We move to inland water and call Tchaikovsky in again. Swan Lake – the best known bit – is in  B minor. It soundssweet enough with the oboe ( I wonder, in parenthesis, if he had Schubert’s Unfinished Symphony in mind when he constructed this – listen and wonder with me) – sweet enough, but tragedy waits. In performance the lighting of the opening always gives this aspect away – green, yellows, brown. Dirty colours. No limpid lake this. Not in B minor.

Tchaikovsky – Opening of Swan Lake.
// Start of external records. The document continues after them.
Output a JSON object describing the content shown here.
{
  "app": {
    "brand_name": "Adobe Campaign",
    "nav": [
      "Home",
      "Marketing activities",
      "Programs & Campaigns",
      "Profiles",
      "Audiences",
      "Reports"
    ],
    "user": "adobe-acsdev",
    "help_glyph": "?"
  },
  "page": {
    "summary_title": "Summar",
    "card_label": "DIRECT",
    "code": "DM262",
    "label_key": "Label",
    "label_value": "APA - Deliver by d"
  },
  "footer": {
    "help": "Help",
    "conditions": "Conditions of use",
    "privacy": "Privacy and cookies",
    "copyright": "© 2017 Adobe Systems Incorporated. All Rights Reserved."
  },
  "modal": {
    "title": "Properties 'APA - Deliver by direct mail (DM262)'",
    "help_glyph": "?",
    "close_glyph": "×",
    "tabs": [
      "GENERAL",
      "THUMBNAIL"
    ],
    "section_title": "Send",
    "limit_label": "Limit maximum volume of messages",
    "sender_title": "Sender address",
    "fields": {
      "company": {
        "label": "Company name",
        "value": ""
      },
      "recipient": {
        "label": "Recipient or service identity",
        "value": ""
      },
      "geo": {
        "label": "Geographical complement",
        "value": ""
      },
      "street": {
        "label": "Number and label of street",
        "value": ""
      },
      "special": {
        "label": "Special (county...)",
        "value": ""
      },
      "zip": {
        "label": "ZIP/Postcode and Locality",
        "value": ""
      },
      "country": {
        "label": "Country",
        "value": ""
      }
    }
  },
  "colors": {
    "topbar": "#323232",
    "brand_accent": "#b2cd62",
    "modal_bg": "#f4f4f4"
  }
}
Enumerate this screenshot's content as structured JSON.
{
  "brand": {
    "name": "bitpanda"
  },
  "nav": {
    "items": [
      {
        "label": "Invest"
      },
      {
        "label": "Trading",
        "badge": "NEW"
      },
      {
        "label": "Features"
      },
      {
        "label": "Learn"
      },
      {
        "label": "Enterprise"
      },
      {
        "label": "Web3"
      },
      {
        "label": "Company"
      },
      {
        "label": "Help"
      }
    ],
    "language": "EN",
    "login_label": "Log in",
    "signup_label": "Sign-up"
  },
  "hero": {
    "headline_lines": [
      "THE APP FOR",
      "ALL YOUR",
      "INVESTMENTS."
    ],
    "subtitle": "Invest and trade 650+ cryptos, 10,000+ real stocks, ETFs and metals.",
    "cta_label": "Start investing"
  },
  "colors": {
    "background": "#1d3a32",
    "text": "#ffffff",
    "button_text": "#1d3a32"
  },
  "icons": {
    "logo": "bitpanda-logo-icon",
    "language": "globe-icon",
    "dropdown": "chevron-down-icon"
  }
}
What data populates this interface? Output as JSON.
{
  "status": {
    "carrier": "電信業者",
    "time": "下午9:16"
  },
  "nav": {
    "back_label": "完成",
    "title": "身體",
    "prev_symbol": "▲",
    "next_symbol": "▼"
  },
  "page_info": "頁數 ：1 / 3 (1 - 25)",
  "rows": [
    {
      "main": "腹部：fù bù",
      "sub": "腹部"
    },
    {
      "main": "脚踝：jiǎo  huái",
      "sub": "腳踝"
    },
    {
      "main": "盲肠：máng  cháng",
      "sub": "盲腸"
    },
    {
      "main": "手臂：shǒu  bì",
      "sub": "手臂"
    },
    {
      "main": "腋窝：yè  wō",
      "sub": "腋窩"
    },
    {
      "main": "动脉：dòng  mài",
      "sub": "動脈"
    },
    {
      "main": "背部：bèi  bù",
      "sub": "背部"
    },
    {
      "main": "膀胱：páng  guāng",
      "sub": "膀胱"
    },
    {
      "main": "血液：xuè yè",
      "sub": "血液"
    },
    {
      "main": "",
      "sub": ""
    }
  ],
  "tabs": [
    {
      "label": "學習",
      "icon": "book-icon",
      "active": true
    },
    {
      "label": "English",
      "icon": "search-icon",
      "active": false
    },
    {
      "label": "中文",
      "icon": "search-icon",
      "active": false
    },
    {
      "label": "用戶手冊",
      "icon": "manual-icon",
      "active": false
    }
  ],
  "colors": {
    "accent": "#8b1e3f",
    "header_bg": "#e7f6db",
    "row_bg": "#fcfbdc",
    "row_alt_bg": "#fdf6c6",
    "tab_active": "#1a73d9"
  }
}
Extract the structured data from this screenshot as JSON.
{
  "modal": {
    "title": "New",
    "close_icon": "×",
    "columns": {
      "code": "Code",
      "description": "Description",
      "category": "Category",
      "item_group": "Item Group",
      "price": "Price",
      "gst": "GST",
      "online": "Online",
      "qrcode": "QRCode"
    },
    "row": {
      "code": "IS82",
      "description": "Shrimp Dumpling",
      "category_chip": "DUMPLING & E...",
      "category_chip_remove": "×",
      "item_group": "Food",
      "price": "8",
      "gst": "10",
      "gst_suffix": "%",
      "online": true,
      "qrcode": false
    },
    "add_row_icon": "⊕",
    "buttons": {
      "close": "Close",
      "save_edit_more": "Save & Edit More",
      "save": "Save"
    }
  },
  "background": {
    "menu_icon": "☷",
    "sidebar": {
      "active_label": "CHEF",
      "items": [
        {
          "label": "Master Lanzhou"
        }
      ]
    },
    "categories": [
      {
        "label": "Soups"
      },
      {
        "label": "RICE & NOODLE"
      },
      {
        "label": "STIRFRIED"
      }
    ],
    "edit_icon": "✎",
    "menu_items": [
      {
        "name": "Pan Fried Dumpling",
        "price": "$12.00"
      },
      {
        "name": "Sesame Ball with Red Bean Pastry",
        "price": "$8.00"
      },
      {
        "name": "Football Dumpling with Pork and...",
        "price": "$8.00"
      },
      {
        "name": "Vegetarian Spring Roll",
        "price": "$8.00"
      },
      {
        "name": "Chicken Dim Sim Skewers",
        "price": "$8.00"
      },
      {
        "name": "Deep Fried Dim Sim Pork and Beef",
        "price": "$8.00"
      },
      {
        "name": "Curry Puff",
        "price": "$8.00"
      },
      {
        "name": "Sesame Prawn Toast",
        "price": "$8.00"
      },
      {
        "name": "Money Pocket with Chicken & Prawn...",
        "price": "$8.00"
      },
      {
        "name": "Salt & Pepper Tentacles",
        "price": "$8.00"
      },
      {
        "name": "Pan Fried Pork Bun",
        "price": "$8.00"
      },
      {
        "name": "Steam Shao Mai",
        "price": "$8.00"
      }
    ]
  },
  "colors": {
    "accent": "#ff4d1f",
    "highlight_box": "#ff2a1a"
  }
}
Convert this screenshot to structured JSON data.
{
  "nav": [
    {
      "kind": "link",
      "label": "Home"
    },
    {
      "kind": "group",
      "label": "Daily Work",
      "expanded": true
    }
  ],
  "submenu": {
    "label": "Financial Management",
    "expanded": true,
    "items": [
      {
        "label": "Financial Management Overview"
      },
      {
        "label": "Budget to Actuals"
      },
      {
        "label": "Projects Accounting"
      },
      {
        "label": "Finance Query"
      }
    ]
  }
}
I haven’t forgotten our boost of Bach. The B minor Ps and Fs are the last in each set of 24. We’ll hear the pair from Book 2 – chosen because they’re quite upbeat and we need that. The fugue is a tuneful dance – no academics here.

Bach – P & F in B minor Book2

Bach and B minor – Is there a connection? No, I don’t think so. What? Pardon? The B minor Mass, you say? Never heard of it! Anyway Masses are too weighty for me, so I’m afraid I’m bypassing it. All complaints to the management.

I remain on the light side. Here are 3 characters from Gilbert and Sullivan contemplating decapitation. One of the cleverer songs, both in lyrics and music – from The Mikado

G&S – I am so Proud, The Mikado

The bassoons are back baring their bottom Bs. Why else did Grieg choose tonight’s key for his Hall of the Mountain King? Another cave, by the way.

Grieg – In the Hall of the Mountain King (Peer Gynt)

Earlier I cravenly sidestepped Bach’s B minor Mass – a pinnacle of Baroque art. To make amends I end this programme with a pinnacle of Romantic art – specifically the art of the Piano Sonata. Liszt’s monumental essay in this form is in B minor – and it begins, as we might expect, with a motiv – a descending scale – thereby claiming to be the last word on the key. And tonight it is. The pianist has to be Jorges Bolet. See you next week.

Liszt – Piano Sonata